'''
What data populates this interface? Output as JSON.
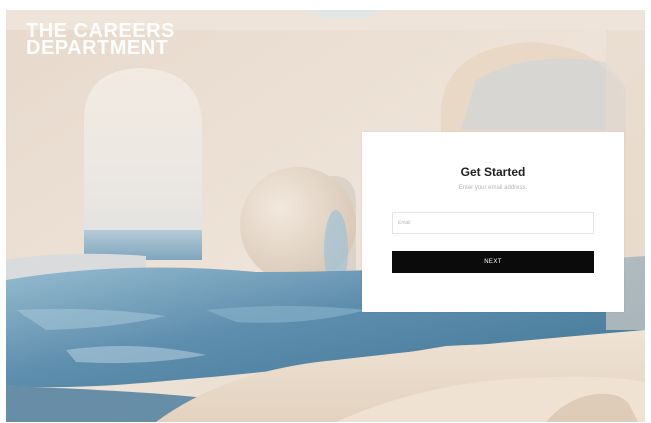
{
  "brand": {
    "line1": "THE CAREERS",
    "line2": "DEPARTMENT"
  },
  "form": {
    "title": "Get Started",
    "subtitle": "Enter your email address.",
    "email_placeholder": "Email",
    "email_value": "",
    "next_label": "NEXT"
  },
  "colors": {
    "card_background": "#ffffff",
    "button_background": "#0b0b0b",
    "button_text": "#ffffff",
    "title_text": "#222222",
    "subtitle_text": "#b5b5b5",
    "brand_text": "#ffffff",
    "wall": "#eadfd3",
    "water": "#6f9ab4"
  }
}
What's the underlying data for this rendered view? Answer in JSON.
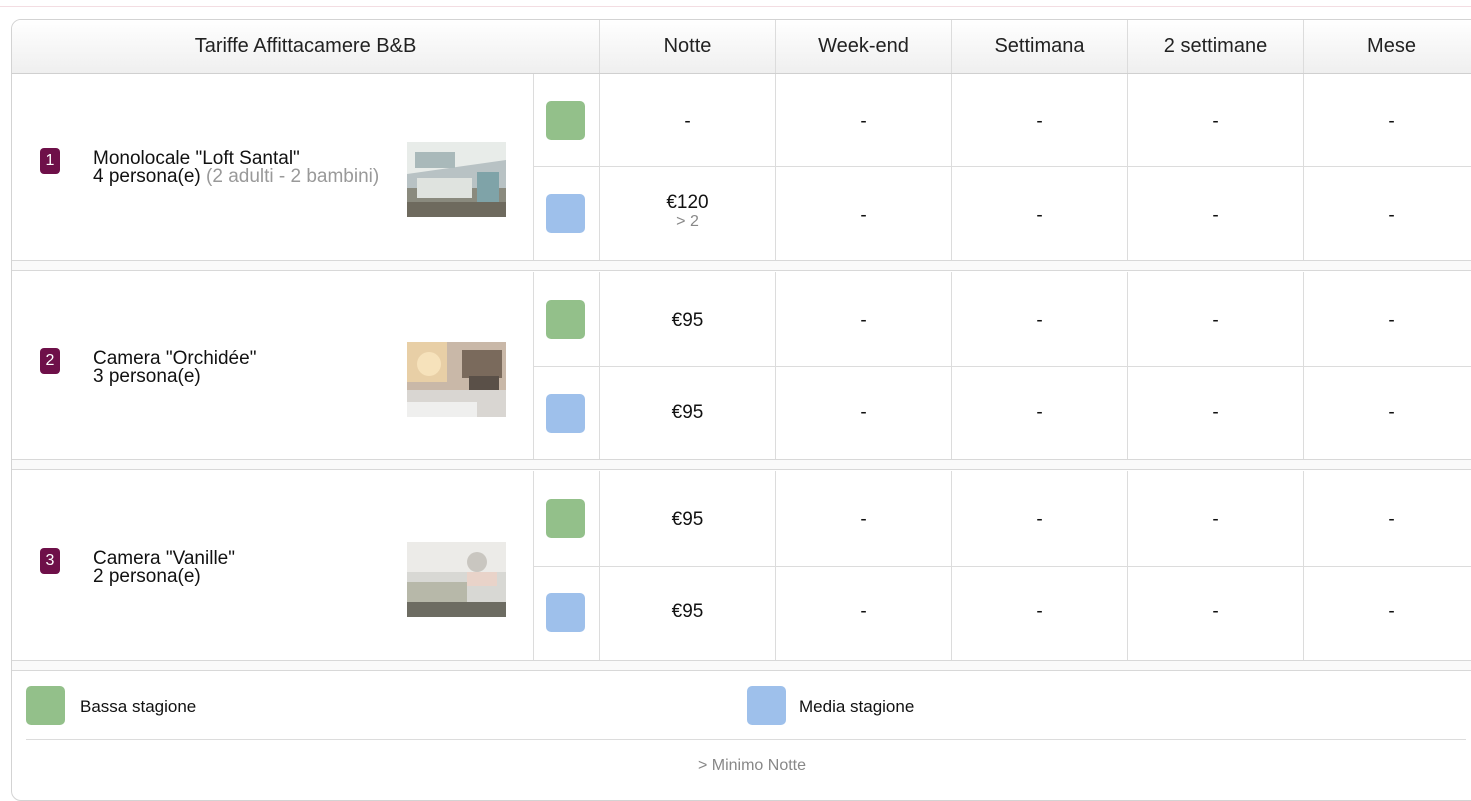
{
  "header": {
    "title": "Tariffe Affittacamere B&B",
    "columns": [
      "Notte",
      "Week-end",
      "Settimana",
      "2 settimane",
      "Mese"
    ]
  },
  "colors": {
    "low_season": "#93c08a",
    "mid_season": "#9ec0eb",
    "badge": "#6e1049"
  },
  "rooms": [
    {
      "number": "1",
      "name": "Monolocale \"Loft Santal\"",
      "capacity": "4 persona(e)",
      "detail": "(2 adulti - 2 bambini)",
      "rates": [
        {
          "season": "low",
          "values": [
            "-",
            "-",
            "-",
            "-",
            "-"
          ],
          "min": ""
        },
        {
          "season": "mid",
          "values": [
            "€120",
            "-",
            "-",
            "-",
            "-"
          ],
          "min": "> 2"
        }
      ]
    },
    {
      "number": "2",
      "name": "Camera \"Orchidée\"",
      "capacity": "3 persona(e)",
      "detail": "",
      "rates": [
        {
          "season": "low",
          "values": [
            "€95",
            "-",
            "-",
            "-",
            "-"
          ],
          "min": ""
        },
        {
          "season": "mid",
          "values": [
            "€95",
            "-",
            "-",
            "-",
            "-"
          ],
          "min": ""
        }
      ]
    },
    {
      "number": "3",
      "name": "Camera \"Vanille\"",
      "capacity": "2 persona(e)",
      "detail": "",
      "rates": [
        {
          "season": "low",
          "values": [
            "€95",
            "-",
            "-",
            "-",
            "-"
          ],
          "min": ""
        },
        {
          "season": "mid",
          "values": [
            "€95",
            "-",
            "-",
            "-",
            "-"
          ],
          "min": ""
        }
      ]
    }
  ],
  "legend": {
    "low_label": "Bassa stagione",
    "mid_label": "Media stagione",
    "note": "> Minimo Notte"
  }
}
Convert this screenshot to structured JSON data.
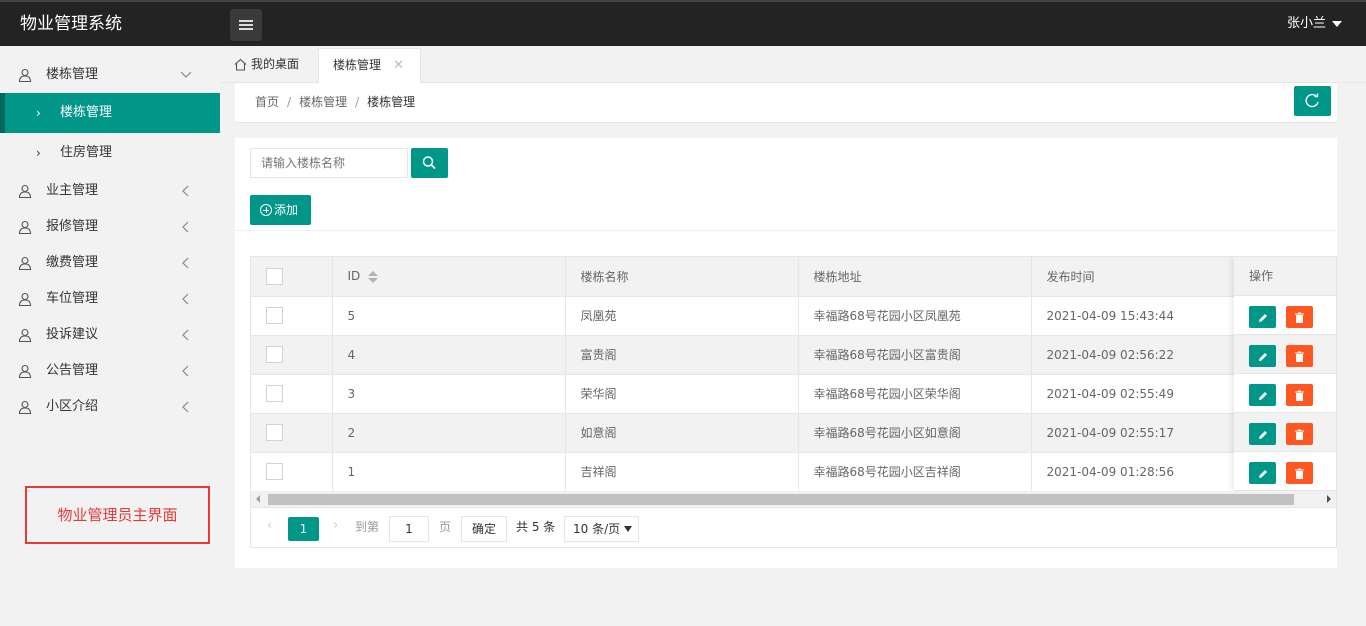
{
  "header": {
    "app_title": "物业管理系统",
    "user_name": "张小兰"
  },
  "sidebar": {
    "items": [
      {
        "label": "楼栋管理",
        "expanded": true,
        "children": [
          {
            "label": "楼栋管理",
            "active": true
          },
          {
            "label": "住房管理",
            "active": false
          }
        ]
      },
      {
        "label": "业主管理"
      },
      {
        "label": "报修管理"
      },
      {
        "label": "缴费管理"
      },
      {
        "label": "车位管理"
      },
      {
        "label": "投诉建议"
      },
      {
        "label": "公告管理"
      },
      {
        "label": "小区介绍"
      }
    ],
    "note": "物业管理员主界面"
  },
  "tabs": {
    "home": "我的桌面",
    "active": "楼栋管理"
  },
  "breadcrumb": {
    "home": "首页",
    "parent": "楼栋管理",
    "current": "楼栋管理"
  },
  "search": {
    "placeholder": "请输入楼栋名称",
    "value": ""
  },
  "toolbar": {
    "add_label": "添加"
  },
  "table": {
    "columns": [
      "ID",
      "楼栋名称",
      "楼栋地址",
      "发布时间",
      "操作"
    ],
    "rows": [
      {
        "id": "5",
        "name": "凤凰苑",
        "address": "幸福路68号花园小区凤凰苑",
        "time": "2021-04-09 15:43:44"
      },
      {
        "id": "4",
        "name": "富贵阁",
        "address": "幸福路68号花园小区富贵阁",
        "time": "2021-04-09 02:56:22"
      },
      {
        "id": "3",
        "name": "荣华阁",
        "address": "幸福路68号花园小区荣华阁",
        "time": "2021-04-09 02:55:49"
      },
      {
        "id": "2",
        "name": "如意阁",
        "address": "幸福路68号花园小区如意阁",
        "time": "2021-04-09 02:55:17"
      },
      {
        "id": "1",
        "name": "吉祥阁",
        "address": "幸福路68号花园小区吉祥阁",
        "time": "2021-04-09 01:28:56"
      }
    ]
  },
  "pager": {
    "current_page": "1",
    "goto_label": "到第",
    "goto_value": "1",
    "page_label": "页",
    "confirm_label": "确定",
    "total_label": "共 5 条",
    "page_size": "10 条/页"
  },
  "colors": {
    "primary": "#009688",
    "danger": "#ff5722",
    "header_bg": "#232323",
    "note_red": "#e53935"
  }
}
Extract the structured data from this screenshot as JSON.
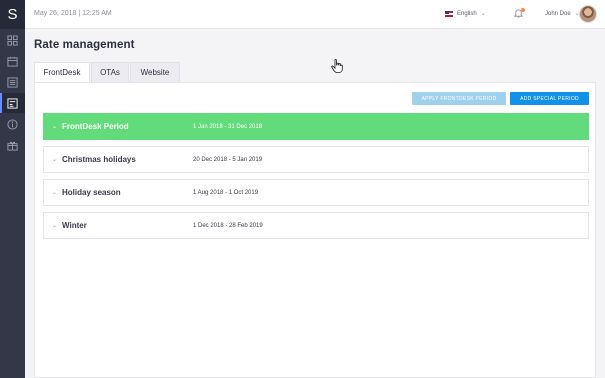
{
  "app": {
    "logo_letter": "S"
  },
  "sidebar": {
    "items": [
      {
        "icon": "grid-icon"
      },
      {
        "icon": "calendar-icon"
      },
      {
        "icon": "list-icon"
      },
      {
        "icon": "rate-icon",
        "active": true
      },
      {
        "icon": "info-icon"
      },
      {
        "icon": "gift-icon"
      }
    ]
  },
  "topbar": {
    "datetime": "May 26, 2018  |  12:25 AM",
    "language": "English",
    "user_name": "John Doe"
  },
  "page": {
    "title": "Rate management"
  },
  "tabs": [
    {
      "label": "FrontDesk"
    },
    {
      "label": "OTAs"
    },
    {
      "label": "Website"
    }
  ],
  "actions": {
    "apply_label": "APPLY FRONTDESK PERIOD",
    "add_label": "ADD SPECIAL PERIOD"
  },
  "periods": [
    {
      "name": "FrontDesk Period",
      "range": "1 Jan 2018 - 31 Dec 2018",
      "highlighted": true
    },
    {
      "name": "Christmas holidays",
      "range": "20 Dec 2018 - 5 Jan 2019"
    },
    {
      "name": "Holiday season",
      "range": "1 Aug 2018 - 1 Oct 2019"
    },
    {
      "name": "Winter",
      "range": "1 Dec 2018 - 28 Feb 2019"
    }
  ],
  "colors": {
    "sidebar": "#333748",
    "highlight_row": "#62dc7b",
    "primary_button": "#1191e8",
    "disabled_button": "#9fd0ee"
  }
}
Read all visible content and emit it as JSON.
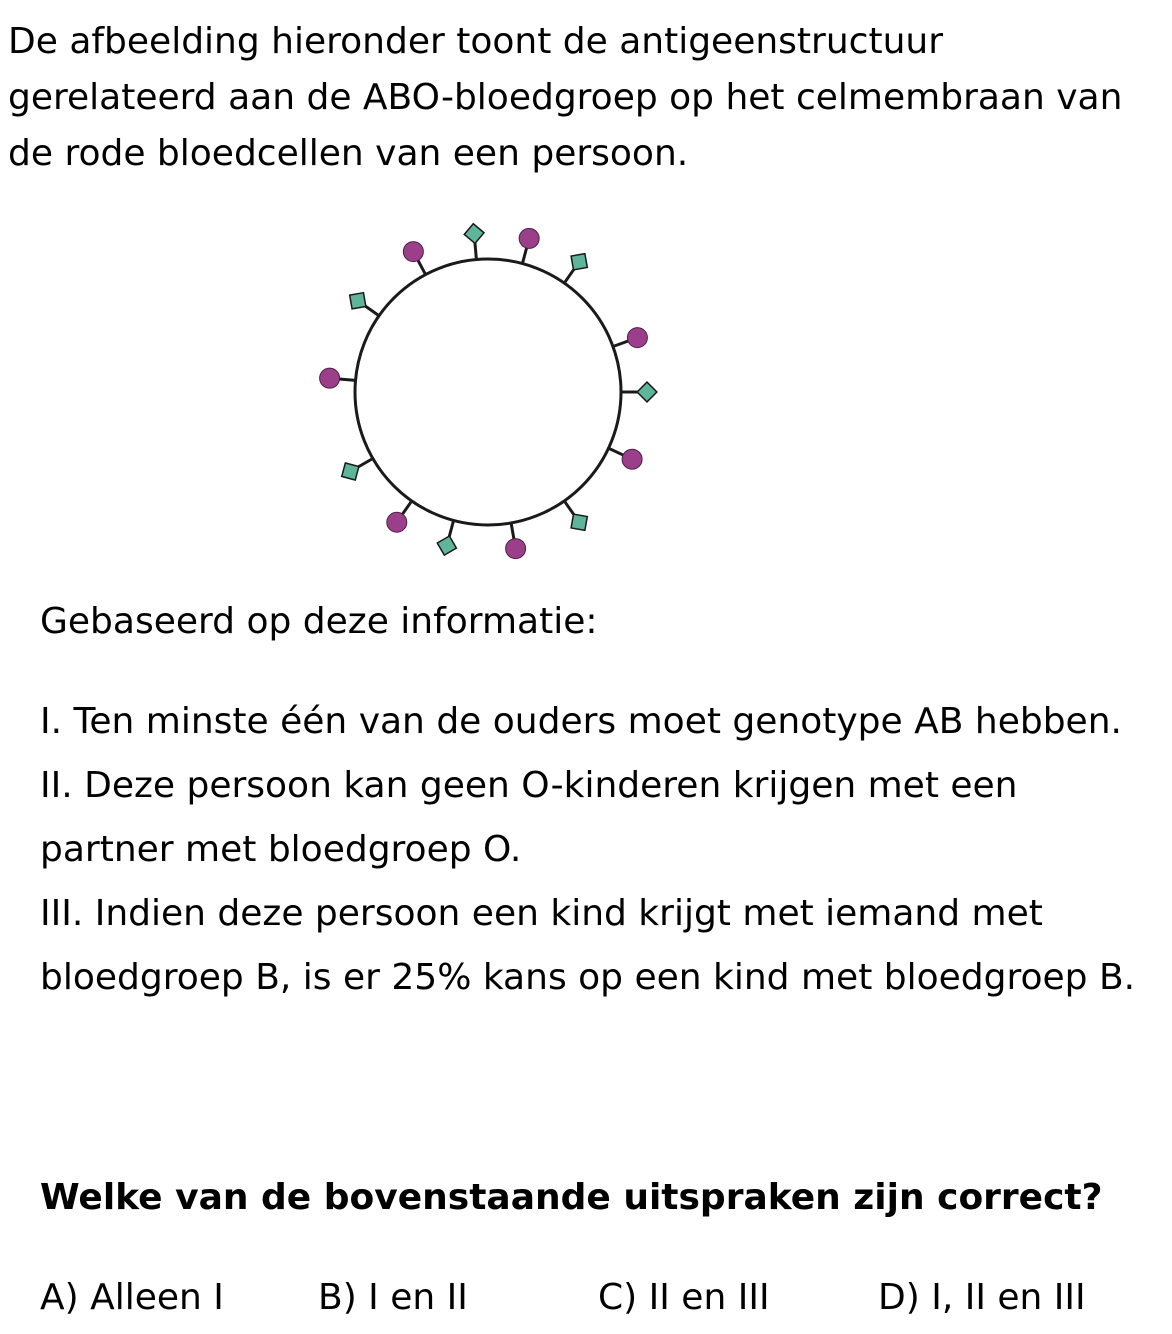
{
  "intro": "De afbeelding hieronder toont de antigeenstructuur gerelateerd aan de ABO-bloedgroep op het celmembraan van de rode bloedcellen van een persoon.",
  "figure": {
    "membrane_icon": "cell-membrane-circle",
    "antigen_a_icon": "diamond-marker",
    "antigen_b_icon": "round-marker",
    "colors": {
      "membrane": "#1a1a1a",
      "antigen_diamond": "#5fb59a",
      "antigen_round": "#9b3f8a"
    }
  },
  "lead": "Gebaseerd op deze informatie:",
  "statements": [
    "I. Ten minste één van de ouders moet genotype AB hebben.",
    "II. Deze persoon kan geen O-kinderen krijgen met een partner met bloedgroep O.",
    "III. Indien deze persoon een kind krijgt met iemand met bloedgroep B, is er 25% kans op een kind met bloedgroep B."
  ],
  "question": "Welke van de bovenstaande uitspraken zijn correct?",
  "options": [
    "A) Alleen I",
    "B) I en II",
    "C) II en III",
    "D) I, II en III"
  ]
}
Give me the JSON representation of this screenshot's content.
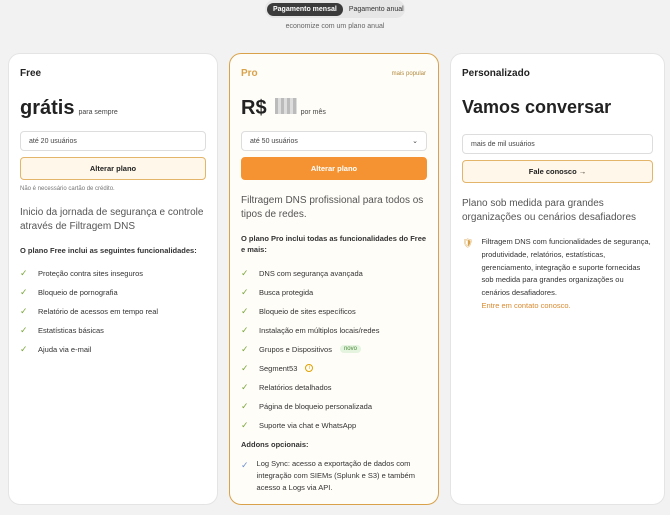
{
  "billing": {
    "monthly": "Pagamento mensal",
    "annual": "Pagamento anual",
    "note": "economize com um plano anual"
  },
  "free": {
    "name": "Free",
    "price": "grátis",
    "price_suffix": "para sempre",
    "select": "até 20 usuários",
    "button": "Alterar plano",
    "tiny": "Não é necessário cartão de crédito.",
    "desc": "Inicio da jornada de segurança e controle através de Filtragem DNS",
    "feat_head": "O plano Free inclui as seguintes funcionalidades:",
    "features": [
      "Proteção contra sites inseguros",
      "Bloqueio de pornografia",
      "Relatório de acessos em tempo real",
      "Estatísticas básicas",
      "Ajuda via e-mail"
    ]
  },
  "pro": {
    "name": "Pro",
    "badge": "mais popular",
    "price": "R$",
    "price_suffix": "por mês",
    "select": "até 50 usuários",
    "button": "Alterar plano",
    "desc": "Filtragem DNS profissional para todos os tipos de redes.",
    "feat_head": "O plano Pro inclui todas as funcionalidades do Free e mais:",
    "features": [
      "DNS com segurança avançada",
      "Busca protegida",
      "Bloqueio de sites específicos",
      "Instalação em múltiplos locais/redes",
      "Grupos e Dispositivos",
      "Segment53",
      "Relatórios detalhados",
      "Página de bloqueio personalizada",
      "Suporte via chat e WhatsApp"
    ],
    "new_label": "novo",
    "addons_head": "Addons opcionais:",
    "addon": "Log Sync: acesso a exportação de dados com integração com SIEMs (Splunk e S3) e também acesso a Logs via API."
  },
  "custom": {
    "name": "Personalizado",
    "title": "Vamos conversar",
    "select": "mais de mil usuários",
    "button": "Fale conosco →",
    "desc": "Plano sob medida para grandes organizações ou cenários desafiadores",
    "shield_text": "Filtragem DNS com funcionalidades de segurança, produtividade, relatórios, estatísticas, gerenciamento, integração e suporte fornecidas sob medida para grandes organizações ou cenários desafiadores.",
    "link": "Entre em contato conosco."
  }
}
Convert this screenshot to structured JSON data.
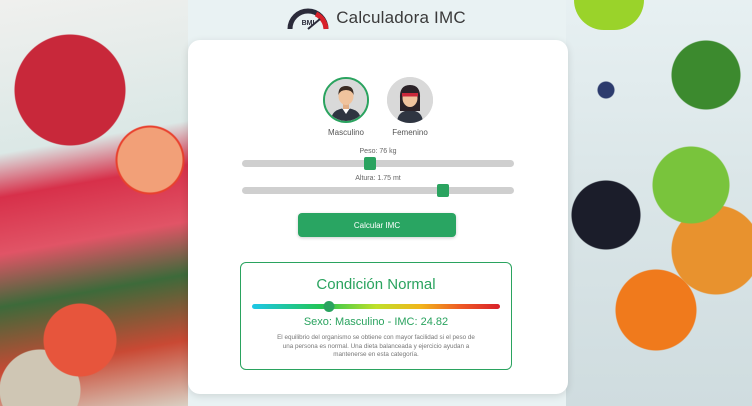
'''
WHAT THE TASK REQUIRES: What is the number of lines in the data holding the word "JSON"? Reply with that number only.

RESULT OF THE TASK: 7